▸ Activity: Answer with a number only, giving how many lines in the data below include "body".

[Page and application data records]
"""

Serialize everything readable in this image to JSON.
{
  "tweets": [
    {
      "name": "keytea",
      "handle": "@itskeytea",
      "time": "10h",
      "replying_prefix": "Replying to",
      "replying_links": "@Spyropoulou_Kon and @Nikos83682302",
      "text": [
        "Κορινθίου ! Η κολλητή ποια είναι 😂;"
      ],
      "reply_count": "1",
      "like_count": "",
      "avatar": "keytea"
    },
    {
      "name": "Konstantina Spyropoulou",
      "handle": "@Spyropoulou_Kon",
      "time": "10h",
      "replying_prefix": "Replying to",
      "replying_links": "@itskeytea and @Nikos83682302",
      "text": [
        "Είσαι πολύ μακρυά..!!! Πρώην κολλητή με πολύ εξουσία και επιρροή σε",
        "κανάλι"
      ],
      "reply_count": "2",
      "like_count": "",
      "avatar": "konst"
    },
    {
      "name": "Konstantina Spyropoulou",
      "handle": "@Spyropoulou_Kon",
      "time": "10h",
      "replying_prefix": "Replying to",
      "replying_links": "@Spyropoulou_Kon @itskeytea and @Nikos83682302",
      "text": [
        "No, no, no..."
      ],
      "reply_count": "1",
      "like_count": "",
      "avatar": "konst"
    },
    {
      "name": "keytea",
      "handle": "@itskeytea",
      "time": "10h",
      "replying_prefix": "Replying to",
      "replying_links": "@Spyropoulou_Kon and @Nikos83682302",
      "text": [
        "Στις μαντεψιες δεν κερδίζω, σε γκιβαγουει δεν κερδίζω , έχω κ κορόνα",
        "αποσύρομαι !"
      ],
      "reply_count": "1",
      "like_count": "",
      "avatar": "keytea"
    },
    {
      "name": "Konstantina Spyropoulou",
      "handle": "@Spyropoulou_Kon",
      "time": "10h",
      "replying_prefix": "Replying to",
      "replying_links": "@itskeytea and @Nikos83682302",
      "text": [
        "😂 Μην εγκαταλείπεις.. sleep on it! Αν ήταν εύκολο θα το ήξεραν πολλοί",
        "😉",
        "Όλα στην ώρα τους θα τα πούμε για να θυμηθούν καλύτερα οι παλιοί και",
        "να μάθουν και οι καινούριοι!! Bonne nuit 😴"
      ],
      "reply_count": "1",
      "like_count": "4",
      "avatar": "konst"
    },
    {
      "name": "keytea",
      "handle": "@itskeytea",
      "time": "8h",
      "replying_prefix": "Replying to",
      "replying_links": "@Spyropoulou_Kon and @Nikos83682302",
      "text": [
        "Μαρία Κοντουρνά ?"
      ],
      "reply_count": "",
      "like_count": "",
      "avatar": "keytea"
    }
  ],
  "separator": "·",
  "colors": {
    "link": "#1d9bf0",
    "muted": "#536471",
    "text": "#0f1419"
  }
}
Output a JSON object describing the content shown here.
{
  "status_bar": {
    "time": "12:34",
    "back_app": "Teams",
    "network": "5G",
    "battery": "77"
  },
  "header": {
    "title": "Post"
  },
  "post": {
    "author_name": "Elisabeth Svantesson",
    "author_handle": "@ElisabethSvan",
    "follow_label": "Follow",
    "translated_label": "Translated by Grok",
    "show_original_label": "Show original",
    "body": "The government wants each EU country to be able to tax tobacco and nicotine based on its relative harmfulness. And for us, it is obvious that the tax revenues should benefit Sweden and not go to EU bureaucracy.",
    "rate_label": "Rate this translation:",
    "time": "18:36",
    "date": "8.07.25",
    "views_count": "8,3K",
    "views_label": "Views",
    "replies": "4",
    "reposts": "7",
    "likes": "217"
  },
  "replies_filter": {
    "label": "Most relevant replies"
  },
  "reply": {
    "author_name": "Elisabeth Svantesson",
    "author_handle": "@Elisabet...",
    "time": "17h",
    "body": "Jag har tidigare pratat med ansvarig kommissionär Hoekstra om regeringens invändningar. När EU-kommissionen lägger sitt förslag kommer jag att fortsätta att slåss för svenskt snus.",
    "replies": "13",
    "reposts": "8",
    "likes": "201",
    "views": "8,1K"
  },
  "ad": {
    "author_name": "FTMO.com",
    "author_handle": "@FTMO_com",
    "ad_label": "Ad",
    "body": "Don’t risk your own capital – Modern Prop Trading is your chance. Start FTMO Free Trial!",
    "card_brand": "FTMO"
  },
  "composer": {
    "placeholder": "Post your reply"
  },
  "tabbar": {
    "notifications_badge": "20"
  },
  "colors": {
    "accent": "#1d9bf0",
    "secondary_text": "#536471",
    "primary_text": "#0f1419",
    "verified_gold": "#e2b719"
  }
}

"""

▸ Answer to the problem: 3